Winter is a lovely season, but it also brings its own set of difficulties. Snow and ice can be extremely dangerous on roads and driveways, and for some individuals, clearing it away is simply not an option. This is why, as the snow begins to fall, communities have banded together to assist the elderly and crippled in their neighborhoods.
After their coach stopped practice so they could shovel snow off community driveways, a high school football team from Bethel Park, Pennsylvania, has become an inspiration to many. They concentrated on assisting their elderly and disabled neighbors without expecting anything in return. The good act has been a long-standing tradition at Bethel Park High School, and it was especially needed after a snowstorm hit the area in mid-January 2022.
Brian DeLallo, the coach, informed his team that their regular practice had been canceled for the day and that they should instead go out and shovel driveways. They would have been working out in the weight room anyway, but shoveling snow is also good workout, so they weren’t missing out on anything. The coach believed that the guys would benefit from the experience more than if they were simply lifting weights.
Even DeLallo pitched in to assist the squad, claiming that he would be sore the next day but that it was all worth it. The squad consists of roughly 40 persons, and they shoveled snow for hours, so a large number of people were aided that day. Continue reading to learn more about this fantastic group and their eagerness to assist others.

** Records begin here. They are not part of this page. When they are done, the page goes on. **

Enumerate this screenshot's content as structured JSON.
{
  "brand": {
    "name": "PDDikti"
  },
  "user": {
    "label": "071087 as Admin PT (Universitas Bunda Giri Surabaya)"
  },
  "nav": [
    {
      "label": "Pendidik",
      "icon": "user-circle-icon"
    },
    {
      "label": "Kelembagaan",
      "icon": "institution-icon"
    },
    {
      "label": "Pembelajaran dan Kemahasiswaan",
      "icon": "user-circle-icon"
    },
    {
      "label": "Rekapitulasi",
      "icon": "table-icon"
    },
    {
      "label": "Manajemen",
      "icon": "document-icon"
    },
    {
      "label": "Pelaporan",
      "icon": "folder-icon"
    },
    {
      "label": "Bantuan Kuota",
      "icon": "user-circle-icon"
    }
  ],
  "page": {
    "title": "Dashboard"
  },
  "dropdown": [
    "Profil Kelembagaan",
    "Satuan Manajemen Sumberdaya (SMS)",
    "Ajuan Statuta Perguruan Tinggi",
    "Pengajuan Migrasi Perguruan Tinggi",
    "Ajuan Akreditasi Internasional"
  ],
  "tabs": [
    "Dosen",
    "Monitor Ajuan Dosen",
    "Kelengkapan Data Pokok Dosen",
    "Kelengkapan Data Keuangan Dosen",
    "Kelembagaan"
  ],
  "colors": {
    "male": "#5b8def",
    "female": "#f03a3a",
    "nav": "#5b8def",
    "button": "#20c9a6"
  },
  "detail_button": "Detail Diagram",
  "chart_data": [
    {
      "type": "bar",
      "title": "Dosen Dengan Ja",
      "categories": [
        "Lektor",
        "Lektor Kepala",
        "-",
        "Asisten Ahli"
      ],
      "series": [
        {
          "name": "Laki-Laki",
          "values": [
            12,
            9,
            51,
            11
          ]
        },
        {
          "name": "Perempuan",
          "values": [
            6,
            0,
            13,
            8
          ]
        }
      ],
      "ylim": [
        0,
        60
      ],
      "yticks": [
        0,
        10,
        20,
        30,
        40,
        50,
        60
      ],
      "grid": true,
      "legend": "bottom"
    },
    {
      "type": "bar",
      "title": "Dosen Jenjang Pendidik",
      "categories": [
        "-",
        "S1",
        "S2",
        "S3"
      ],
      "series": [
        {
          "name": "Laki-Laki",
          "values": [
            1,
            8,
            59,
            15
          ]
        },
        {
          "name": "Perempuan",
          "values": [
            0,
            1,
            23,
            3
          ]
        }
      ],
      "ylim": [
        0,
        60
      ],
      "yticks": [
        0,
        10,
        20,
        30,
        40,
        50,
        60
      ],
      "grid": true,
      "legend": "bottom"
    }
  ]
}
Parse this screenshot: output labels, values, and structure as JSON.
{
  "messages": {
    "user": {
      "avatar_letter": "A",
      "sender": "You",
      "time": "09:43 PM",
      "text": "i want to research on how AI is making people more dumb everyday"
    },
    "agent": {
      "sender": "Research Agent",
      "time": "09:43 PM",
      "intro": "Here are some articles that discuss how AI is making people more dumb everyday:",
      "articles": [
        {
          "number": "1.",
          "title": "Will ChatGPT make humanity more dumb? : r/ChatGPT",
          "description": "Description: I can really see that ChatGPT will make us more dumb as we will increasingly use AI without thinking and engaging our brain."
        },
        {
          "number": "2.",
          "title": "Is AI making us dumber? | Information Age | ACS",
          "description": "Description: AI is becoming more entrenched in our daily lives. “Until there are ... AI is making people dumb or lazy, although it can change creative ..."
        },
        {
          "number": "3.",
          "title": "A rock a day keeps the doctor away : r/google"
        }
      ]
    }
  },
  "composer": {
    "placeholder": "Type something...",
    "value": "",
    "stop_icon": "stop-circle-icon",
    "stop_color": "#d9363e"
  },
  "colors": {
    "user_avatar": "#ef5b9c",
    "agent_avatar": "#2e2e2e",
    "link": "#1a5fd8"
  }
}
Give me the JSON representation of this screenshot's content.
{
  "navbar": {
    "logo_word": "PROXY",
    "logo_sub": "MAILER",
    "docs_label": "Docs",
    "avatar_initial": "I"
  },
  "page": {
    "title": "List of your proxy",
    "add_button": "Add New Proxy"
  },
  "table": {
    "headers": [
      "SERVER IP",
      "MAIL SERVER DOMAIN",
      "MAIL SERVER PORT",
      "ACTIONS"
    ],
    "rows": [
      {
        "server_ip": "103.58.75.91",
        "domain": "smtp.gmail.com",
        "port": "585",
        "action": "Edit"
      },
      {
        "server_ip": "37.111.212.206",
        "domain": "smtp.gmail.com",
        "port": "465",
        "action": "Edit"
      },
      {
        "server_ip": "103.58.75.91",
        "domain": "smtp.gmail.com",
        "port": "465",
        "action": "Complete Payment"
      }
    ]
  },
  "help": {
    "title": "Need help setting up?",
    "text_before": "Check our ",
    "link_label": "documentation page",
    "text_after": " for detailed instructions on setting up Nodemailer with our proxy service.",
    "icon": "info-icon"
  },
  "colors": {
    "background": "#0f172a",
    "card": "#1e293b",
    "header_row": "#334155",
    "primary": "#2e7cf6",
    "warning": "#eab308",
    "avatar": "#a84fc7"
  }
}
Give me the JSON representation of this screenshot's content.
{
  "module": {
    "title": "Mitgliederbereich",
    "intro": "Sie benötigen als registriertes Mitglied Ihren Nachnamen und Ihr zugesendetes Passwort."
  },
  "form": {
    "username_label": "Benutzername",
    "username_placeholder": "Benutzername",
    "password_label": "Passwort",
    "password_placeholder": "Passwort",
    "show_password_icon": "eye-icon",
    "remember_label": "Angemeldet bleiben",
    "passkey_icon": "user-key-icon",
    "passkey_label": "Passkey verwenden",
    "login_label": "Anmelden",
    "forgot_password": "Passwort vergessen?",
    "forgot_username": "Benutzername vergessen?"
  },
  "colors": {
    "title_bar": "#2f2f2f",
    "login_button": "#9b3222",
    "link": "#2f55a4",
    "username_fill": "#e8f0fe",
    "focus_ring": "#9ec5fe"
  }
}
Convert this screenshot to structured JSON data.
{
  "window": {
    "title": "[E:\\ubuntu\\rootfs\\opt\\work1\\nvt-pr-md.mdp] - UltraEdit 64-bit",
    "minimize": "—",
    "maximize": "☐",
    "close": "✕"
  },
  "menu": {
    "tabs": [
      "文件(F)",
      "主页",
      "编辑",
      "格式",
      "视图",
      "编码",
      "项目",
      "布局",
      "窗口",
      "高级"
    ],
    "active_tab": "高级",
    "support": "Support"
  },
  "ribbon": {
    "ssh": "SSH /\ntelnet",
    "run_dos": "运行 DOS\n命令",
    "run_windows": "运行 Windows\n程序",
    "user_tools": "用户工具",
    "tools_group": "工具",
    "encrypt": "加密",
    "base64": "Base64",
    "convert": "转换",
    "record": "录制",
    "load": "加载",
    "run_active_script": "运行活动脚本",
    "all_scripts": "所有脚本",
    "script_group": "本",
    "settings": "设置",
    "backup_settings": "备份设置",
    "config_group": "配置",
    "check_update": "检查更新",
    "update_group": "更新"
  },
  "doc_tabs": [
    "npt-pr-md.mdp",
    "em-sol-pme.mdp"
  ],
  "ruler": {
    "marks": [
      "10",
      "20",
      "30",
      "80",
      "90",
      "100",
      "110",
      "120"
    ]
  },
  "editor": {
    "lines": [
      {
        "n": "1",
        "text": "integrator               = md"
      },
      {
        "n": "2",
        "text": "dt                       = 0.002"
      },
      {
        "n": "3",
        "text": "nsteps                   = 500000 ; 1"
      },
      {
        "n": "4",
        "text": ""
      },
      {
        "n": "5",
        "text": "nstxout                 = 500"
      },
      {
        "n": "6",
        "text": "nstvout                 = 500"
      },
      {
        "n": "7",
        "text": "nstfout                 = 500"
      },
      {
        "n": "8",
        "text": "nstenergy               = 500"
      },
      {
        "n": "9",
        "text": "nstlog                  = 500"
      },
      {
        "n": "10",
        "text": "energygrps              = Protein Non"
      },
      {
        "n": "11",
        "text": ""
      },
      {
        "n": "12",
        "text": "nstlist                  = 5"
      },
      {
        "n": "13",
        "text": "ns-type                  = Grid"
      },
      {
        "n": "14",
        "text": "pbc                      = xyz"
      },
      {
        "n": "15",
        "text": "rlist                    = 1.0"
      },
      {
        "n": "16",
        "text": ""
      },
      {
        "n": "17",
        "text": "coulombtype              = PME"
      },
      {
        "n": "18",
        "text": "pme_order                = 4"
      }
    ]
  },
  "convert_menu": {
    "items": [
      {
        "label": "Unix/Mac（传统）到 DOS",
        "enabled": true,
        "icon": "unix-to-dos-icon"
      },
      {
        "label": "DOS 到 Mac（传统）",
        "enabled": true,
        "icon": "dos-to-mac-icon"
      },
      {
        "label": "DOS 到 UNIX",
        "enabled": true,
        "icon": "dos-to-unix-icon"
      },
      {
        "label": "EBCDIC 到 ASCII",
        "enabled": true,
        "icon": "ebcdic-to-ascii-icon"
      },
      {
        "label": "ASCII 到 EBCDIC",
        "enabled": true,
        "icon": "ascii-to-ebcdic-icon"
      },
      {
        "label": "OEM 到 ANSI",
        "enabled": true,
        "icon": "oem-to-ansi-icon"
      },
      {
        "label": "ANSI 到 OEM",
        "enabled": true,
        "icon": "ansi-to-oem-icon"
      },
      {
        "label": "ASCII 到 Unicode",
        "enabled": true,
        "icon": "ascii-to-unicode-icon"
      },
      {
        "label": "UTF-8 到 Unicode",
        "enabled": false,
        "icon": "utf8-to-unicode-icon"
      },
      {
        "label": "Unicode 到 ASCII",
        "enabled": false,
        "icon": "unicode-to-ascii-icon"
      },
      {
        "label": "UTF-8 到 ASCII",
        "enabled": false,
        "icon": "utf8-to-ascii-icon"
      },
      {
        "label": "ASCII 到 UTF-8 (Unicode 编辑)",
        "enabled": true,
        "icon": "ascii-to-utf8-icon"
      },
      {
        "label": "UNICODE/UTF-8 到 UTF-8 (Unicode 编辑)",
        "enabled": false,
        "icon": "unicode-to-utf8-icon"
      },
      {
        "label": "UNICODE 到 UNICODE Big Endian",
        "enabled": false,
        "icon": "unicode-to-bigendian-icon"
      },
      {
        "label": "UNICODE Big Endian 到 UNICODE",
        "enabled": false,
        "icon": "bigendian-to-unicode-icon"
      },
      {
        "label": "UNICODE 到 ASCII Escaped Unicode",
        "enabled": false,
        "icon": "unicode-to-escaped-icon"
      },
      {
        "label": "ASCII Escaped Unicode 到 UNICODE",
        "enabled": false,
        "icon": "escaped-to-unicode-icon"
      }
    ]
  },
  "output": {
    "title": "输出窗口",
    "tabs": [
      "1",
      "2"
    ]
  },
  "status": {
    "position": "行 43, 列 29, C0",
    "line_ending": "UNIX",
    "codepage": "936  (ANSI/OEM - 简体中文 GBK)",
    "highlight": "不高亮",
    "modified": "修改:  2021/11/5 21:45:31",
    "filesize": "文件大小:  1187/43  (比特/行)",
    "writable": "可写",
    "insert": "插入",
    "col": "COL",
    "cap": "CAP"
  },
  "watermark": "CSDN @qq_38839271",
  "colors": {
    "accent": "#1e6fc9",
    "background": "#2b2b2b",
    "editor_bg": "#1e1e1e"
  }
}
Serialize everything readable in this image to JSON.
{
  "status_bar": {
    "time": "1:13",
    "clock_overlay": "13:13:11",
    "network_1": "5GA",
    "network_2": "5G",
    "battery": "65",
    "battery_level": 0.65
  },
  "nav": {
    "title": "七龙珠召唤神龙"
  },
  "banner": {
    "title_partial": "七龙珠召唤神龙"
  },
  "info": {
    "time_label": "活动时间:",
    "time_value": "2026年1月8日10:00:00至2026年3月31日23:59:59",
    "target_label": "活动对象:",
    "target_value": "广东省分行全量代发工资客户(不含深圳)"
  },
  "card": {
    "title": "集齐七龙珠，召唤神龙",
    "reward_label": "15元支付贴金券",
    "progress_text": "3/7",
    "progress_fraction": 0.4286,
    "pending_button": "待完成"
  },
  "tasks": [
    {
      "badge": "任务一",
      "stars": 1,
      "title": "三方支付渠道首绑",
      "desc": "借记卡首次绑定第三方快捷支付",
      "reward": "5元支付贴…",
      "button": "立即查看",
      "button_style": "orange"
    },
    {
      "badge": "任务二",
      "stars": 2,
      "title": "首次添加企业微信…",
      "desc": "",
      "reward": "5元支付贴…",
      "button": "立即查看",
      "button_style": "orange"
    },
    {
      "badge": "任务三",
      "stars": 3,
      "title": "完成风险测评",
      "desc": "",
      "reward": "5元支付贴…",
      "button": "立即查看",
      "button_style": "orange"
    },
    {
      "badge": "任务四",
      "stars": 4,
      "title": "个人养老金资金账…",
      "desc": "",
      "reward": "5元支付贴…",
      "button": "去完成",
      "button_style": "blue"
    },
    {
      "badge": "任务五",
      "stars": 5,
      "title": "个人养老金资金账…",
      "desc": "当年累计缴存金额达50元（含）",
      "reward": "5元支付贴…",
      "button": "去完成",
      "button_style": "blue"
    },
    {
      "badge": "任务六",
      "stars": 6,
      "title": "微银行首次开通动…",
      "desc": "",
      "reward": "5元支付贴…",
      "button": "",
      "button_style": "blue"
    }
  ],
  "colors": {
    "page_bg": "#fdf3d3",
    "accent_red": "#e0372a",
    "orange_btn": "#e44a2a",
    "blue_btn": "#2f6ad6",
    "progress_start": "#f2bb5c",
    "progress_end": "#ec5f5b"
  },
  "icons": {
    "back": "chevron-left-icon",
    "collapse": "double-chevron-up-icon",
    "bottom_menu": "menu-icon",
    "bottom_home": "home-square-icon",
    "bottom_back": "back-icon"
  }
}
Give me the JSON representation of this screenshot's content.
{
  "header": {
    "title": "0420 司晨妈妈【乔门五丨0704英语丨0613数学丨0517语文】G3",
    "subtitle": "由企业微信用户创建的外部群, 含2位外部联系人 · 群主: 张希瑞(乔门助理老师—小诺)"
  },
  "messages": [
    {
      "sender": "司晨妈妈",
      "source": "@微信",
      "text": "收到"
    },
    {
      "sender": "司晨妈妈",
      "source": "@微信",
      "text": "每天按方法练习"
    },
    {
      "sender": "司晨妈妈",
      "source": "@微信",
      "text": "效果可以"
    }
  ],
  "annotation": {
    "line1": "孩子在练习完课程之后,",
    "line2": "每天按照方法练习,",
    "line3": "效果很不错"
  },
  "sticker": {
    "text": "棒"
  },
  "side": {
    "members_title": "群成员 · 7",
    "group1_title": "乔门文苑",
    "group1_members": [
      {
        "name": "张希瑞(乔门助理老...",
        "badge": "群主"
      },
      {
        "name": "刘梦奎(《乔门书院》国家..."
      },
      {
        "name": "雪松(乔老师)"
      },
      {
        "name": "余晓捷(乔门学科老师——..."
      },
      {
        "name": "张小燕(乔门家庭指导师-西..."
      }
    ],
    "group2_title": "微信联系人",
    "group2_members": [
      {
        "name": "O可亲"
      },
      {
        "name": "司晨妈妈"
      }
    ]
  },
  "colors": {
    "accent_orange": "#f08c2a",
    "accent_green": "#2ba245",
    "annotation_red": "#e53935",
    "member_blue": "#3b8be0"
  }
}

“Monday’s weightlifting exercise has been canceled due to forecasted bad weather,” Coach DeLallo wrote on Twitter. Shovel the driveway of an elderly or disabled neighbor. That’s our Monday workout, so don’t take any money.”
In an interview with CBS Pittsburgh, the coach revealed what the club does when they aren’t on the field during the winter season. “We would have been doing squats, bench presses, and power cleans in the weight room,” DeLallo added.
For years, excellent deeds have been carried out. One of the squad members mentioned that his father used to shovel driveways while he was on the team. It felt that sending the word to the players was part of a long-running tradition. “I was sitting on the couch, drinking coffee, getting ready for the Steelers game when I sent it out, and this is something that predates me,” DeLallo explained.
Gavin Moul, the squad captain, was one of the youngsters clearing snow. People in his area were taken aback by the offer, he said. “They’re amazed that we don’t take money and don’t do anything to earn it.” “They’re refusing us because we don’t always take money for it,” he explained. “It makes me happy, and I think it makes us all happy.” It is not just assisting them, but it is also assisting us in becoming a better team.”
“You get a lot more out of this than ‘did you bench press 300 pounds today?'” Coach DeLallo remarked. This is fantastic. It’s an opportunity to connect with the community, and you don’t get many of those.”